Google appears to have a relationship with the NSA, the National Security Agency.
The Electronic Privacy Information Center has filed a Freedom of Information Act (FOIA) in 2010 to get the government to supply documents on this connection. The government is refusing to cooperate. So, the group is suing in federal court.
A U.S. District Judge sided with the government last July. Now the case will be considered by the D.C. Circuit Court (March 20).
EPIC asked for, among other things, communication between the NSA and Google about Gmail and Google’s “decision to fail to routinely encrypt” messages before Jan. 13, 2010.
The NSA’s response to the request for records noted that the agency “works with a broad range of commercial partners and research associations” to ensure the availability of secure information systems. The agency, however, refused to confirm or deny any partnership with Google.
Why would NSA have anything to do with Google? To spy on people? Oh, no. Not that. It merely monitors Google to make sure that the government’s use of Google is not at risk from malicious intrusion by the public. It’s a national security issue. The NSA is defending national security.
EPIC’s attorneys, including Marc Rotenberg, the group’s president, said in court papers that the document request includes records that are not relevant to the NSA’s information assurance mission.
“The NSA mischaracterizes EPIC’s FOIA Request by stating that responsive documents would reveal ‘information about a potential Google-NSA relationship,’” Rotenberg said. . . .
EPIC said its records request does not seek documents about NSA’s role to secure government computer networks. “Google provides cloud-based services to consumers, not critical infrastructure services to the government,” Rotenberg said.

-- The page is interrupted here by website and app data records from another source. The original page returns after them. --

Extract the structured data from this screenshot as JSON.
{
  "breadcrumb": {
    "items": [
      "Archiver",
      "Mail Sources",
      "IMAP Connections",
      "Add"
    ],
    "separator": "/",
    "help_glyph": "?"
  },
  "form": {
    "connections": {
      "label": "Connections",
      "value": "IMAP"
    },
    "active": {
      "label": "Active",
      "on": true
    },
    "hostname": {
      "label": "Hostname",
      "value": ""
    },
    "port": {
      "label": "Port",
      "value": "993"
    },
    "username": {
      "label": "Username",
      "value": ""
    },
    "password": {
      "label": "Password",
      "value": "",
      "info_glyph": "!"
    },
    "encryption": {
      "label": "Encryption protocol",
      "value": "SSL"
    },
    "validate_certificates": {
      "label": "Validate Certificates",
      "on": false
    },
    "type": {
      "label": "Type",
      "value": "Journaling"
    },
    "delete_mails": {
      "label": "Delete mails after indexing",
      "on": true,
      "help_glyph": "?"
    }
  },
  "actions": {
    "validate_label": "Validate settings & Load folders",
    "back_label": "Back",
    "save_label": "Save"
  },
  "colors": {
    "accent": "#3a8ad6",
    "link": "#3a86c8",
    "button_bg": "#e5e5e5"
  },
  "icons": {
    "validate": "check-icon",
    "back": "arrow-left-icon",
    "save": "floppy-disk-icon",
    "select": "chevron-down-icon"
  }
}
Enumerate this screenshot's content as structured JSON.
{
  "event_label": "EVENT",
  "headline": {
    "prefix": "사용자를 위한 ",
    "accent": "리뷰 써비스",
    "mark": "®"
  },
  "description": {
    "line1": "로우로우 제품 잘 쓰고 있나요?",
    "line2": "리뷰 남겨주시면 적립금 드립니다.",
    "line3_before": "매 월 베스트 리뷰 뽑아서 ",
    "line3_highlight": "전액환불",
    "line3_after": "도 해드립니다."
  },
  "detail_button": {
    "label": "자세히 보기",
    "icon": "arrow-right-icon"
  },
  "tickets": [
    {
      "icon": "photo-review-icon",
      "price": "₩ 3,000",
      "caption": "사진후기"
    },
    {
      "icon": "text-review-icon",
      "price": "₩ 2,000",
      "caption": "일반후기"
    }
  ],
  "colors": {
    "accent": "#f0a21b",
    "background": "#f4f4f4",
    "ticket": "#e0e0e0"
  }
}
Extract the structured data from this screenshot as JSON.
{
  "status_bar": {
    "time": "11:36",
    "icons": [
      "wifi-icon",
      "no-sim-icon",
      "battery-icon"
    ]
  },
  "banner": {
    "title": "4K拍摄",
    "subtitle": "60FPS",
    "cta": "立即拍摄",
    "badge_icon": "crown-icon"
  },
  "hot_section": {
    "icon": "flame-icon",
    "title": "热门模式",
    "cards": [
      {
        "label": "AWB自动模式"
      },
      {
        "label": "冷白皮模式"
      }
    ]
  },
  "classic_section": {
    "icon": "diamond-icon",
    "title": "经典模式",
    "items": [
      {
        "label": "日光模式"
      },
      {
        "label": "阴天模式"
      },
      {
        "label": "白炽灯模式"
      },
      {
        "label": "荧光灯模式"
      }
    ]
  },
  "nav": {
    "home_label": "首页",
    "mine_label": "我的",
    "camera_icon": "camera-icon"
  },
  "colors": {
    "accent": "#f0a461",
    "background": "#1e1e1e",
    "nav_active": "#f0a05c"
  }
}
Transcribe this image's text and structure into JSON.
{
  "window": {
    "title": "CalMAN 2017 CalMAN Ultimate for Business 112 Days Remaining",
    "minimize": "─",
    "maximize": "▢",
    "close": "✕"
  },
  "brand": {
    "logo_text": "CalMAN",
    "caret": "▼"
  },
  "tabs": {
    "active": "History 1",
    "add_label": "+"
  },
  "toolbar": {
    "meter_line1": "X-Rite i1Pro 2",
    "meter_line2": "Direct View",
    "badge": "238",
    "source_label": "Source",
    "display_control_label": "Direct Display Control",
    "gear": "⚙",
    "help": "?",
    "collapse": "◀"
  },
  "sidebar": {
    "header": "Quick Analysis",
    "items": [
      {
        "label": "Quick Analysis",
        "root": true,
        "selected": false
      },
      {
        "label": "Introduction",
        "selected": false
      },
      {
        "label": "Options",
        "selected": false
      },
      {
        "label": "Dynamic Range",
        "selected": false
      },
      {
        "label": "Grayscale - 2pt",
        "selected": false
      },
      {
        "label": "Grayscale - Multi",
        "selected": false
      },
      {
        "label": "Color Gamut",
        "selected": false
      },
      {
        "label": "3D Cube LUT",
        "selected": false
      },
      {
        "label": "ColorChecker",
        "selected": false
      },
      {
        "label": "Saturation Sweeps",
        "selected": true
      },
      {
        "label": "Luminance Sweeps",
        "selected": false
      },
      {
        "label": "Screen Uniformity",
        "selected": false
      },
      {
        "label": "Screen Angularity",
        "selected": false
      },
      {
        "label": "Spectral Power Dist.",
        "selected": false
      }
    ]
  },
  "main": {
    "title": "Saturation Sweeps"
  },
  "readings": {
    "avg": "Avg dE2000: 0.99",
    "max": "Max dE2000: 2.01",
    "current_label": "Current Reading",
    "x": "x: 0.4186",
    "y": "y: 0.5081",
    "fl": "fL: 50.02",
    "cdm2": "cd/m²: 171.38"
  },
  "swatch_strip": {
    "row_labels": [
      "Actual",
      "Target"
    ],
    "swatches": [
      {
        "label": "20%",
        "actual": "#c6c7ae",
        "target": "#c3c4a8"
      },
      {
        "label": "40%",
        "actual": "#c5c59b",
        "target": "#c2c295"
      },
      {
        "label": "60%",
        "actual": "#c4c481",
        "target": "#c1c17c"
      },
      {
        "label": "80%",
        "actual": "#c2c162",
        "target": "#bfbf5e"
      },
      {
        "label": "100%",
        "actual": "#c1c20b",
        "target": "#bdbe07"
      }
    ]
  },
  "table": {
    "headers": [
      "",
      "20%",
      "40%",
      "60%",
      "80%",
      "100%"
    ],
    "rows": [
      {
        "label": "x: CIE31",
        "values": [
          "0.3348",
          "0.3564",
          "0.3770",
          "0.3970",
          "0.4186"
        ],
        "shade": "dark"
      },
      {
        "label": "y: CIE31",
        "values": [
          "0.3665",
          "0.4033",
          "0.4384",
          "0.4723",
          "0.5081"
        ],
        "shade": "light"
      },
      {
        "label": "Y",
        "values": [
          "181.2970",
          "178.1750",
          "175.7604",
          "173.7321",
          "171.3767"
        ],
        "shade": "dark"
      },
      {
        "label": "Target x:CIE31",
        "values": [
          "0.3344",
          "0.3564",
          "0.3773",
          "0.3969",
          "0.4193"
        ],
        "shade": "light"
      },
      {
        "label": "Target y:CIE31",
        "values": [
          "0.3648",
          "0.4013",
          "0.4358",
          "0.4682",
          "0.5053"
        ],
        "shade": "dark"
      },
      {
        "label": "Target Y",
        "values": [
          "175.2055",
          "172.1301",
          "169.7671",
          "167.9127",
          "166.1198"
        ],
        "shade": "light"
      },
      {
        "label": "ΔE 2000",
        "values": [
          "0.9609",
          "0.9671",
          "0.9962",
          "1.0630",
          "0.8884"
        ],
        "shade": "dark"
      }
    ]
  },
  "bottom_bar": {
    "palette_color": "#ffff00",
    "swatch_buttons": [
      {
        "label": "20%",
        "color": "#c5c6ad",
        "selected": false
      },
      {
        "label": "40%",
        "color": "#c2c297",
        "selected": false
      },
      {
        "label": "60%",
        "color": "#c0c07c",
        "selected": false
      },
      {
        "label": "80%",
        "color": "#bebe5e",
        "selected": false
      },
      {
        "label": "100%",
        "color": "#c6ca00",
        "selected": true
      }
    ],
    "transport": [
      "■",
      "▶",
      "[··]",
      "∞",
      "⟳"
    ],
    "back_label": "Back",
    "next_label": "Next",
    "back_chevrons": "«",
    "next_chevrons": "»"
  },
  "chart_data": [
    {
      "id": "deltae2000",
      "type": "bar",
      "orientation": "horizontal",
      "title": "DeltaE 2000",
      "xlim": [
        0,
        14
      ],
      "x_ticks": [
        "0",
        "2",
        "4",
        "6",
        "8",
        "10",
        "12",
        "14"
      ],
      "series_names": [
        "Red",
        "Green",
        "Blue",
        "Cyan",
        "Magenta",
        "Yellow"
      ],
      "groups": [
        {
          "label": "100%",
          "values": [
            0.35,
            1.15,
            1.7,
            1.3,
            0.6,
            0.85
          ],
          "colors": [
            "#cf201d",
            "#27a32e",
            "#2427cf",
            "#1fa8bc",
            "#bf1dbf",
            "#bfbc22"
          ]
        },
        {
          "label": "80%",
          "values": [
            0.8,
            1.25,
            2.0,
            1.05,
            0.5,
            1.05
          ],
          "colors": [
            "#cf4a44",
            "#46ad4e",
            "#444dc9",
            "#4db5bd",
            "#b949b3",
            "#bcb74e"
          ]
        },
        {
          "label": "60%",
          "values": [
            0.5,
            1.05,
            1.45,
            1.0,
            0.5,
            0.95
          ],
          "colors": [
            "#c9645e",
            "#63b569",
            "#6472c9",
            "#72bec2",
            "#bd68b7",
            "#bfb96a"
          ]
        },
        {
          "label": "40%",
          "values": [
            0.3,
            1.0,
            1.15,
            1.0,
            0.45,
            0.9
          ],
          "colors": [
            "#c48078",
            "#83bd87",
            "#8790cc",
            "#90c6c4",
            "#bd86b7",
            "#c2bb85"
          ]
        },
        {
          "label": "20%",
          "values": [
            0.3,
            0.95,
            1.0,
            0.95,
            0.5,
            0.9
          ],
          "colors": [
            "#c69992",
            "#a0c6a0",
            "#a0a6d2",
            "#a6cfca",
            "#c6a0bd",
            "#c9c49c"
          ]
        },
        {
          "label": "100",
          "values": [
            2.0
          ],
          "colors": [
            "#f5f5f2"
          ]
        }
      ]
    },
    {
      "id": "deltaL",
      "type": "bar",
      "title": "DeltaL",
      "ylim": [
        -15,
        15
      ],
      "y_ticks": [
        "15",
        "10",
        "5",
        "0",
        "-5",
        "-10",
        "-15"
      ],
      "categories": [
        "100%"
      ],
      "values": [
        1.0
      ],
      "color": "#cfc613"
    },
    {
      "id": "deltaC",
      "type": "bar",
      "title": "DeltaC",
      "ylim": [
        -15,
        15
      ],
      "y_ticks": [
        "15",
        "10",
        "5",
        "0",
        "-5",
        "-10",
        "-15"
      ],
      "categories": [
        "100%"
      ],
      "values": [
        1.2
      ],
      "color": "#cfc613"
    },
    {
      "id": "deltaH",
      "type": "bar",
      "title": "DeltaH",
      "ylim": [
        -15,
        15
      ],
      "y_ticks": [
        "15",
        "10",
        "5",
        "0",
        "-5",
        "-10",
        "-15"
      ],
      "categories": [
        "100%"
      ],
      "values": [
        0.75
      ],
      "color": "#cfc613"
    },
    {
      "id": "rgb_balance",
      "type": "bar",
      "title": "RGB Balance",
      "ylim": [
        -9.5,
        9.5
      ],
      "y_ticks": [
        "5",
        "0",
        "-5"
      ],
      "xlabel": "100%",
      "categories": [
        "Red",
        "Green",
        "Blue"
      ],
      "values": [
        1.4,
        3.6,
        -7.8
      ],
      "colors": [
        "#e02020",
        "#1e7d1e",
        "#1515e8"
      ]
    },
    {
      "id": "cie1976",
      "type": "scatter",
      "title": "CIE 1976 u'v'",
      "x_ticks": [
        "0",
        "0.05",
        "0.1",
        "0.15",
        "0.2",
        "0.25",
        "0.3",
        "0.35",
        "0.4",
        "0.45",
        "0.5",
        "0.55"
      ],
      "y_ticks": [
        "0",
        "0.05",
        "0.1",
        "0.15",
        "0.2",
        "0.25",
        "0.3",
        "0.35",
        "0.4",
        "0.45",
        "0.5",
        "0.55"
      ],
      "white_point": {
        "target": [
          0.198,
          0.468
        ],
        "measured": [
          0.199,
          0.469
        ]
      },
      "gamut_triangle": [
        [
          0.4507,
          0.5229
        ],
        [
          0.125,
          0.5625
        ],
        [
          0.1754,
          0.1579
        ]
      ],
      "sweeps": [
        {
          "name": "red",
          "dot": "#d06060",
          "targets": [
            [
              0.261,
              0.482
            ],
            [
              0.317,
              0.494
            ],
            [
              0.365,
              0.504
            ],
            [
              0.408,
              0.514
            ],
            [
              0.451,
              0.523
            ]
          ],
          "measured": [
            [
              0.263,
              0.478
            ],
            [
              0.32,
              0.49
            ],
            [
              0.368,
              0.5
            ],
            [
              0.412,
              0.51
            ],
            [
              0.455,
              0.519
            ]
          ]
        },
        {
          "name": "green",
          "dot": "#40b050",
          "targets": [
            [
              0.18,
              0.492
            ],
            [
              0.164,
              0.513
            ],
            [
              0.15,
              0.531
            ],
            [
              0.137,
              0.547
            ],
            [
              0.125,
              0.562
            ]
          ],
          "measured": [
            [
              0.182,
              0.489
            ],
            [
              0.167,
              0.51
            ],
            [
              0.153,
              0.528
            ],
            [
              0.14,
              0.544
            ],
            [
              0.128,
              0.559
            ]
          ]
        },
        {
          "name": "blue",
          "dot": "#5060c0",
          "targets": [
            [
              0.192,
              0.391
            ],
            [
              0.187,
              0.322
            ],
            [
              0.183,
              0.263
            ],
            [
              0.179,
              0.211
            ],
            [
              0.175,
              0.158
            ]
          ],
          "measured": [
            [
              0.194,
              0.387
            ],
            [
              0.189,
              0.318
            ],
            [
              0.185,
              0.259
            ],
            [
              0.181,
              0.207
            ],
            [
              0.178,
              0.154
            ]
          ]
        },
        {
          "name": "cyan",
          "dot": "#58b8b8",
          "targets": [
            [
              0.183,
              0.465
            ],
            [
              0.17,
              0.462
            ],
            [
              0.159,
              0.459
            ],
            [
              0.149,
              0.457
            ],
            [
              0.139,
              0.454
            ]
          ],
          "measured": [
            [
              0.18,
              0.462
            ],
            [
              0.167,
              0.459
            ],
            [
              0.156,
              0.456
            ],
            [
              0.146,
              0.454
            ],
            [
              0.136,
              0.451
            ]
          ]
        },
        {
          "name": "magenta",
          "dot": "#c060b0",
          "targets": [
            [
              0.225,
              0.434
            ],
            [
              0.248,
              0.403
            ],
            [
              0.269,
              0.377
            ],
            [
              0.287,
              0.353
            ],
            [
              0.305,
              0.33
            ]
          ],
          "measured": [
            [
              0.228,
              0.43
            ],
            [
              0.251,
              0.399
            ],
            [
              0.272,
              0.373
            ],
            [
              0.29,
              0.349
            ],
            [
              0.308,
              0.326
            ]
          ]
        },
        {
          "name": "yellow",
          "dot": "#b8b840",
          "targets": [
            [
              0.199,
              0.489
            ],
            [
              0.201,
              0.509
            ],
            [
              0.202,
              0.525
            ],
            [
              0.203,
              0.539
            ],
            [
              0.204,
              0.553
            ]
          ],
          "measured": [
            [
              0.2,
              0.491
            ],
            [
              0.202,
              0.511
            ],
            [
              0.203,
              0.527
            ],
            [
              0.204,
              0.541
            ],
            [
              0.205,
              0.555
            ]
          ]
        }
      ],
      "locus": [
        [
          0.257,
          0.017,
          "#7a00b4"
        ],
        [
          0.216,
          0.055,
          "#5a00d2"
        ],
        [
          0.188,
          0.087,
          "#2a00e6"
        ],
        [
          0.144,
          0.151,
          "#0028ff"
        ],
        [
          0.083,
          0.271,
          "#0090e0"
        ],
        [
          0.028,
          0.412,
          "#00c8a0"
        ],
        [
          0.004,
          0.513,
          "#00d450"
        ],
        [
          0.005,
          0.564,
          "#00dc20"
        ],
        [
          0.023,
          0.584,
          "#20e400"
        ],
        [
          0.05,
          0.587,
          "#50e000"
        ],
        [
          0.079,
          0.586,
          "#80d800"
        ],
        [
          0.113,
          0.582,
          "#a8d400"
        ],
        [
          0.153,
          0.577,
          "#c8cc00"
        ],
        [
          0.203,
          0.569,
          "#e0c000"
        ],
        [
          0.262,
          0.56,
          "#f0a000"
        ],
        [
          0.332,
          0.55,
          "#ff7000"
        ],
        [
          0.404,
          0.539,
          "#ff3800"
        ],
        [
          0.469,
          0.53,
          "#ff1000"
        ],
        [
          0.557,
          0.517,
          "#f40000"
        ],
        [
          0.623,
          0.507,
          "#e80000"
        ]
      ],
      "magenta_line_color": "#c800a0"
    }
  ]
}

The NSA can find anything it wants to find. But, as with all digital searches, it costs NSA to do this. The cheaper it can do this, the more money it can spend extending its mission in other areas not yet covered. It therefore resists intrusion into its shortcuts.